  • 1978: "Estimation and Reliability of Retrieval Effectiveness Measures," Information Processing & Management, 14(1) 1-16 (with Jean Tague)
    • Abstract: A probabilistic model of the retrieval process is presented. From it, the standard errors of system recall and precision estimators, based on a sample of queries, are derived. The resulting negative binomial model is fitted to empirical data from several retrieval tests. (School of Library and Information Science, The University of Western Ontario, London, Ontario, Canada.)
  • 1979: "The Nature of Information," in: G. Walker, ed., The Information Environment: a reader. pp. 4-11. G. K. Hall & Co.
    • "'information' should be defined as any physical form of representation, or surrogate, of knowledge, or of a particular thought, used for communication." (p. 4)

See also[edit]

References[edit]

  1. ^ Yates-Mercer, Penelope A. (1989). "Guest Editorial: An appreciation of Jason Farradane". Journal of Information Science 15 (6): 305–306. doi:10.1177/016555158901500601. 

Further reading[edit]

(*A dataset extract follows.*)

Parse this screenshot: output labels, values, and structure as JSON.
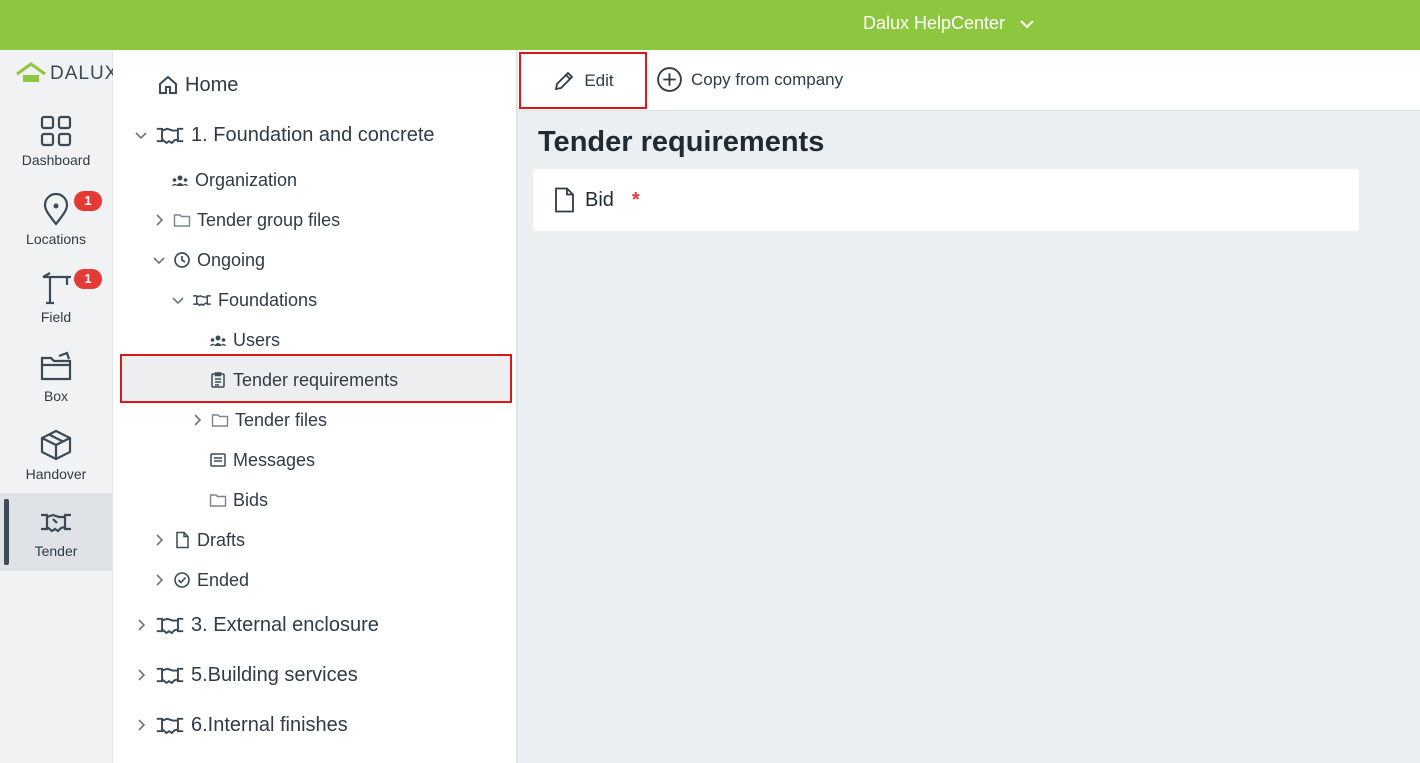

  • Bottle, R. T., Brookes, B. C. & Yates-Mercer, P. A. (1986). "Jason Farradane: a biobibliography," in: Journal of Information Science, Vol. 12, No. 1-2 (January 1986) Special issue: Twenty-five years of teaching information science at the City University, pp. 19-21.
  • Brookes, B. C. (1986). "Jason Farradane and Relational Indexing," ibid, pp. 15-18.
  • Sweeney, Russell & Brimelow, Tom, interviewers (1976) Jason Farradane. Leeds: Department of Librarianship, Leeds Polytechnic. (Videotape, VHS, of interview in 1975; audio tape of same interview)

External links[edit]